#### [About this exercise]
Check each line of the data below for the word "title", then extract the ones that have it.

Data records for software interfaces
┄┄┄┄┄┄

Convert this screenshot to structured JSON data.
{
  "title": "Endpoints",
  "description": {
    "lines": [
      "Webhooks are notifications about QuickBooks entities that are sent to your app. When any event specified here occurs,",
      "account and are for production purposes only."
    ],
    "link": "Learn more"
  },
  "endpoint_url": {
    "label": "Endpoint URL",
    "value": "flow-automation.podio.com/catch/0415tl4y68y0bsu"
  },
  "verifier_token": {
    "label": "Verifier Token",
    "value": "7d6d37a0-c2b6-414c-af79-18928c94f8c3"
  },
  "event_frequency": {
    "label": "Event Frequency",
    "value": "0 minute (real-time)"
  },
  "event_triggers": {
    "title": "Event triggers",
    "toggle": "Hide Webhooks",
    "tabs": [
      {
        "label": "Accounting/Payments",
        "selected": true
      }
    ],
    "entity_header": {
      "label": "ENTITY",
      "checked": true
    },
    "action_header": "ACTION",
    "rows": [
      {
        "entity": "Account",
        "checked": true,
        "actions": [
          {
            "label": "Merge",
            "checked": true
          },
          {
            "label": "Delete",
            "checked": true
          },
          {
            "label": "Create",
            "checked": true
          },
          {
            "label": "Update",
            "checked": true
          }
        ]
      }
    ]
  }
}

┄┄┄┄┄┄

#### [Solved problem]
  "title": "Endpoints",
    "title": "Event triggers",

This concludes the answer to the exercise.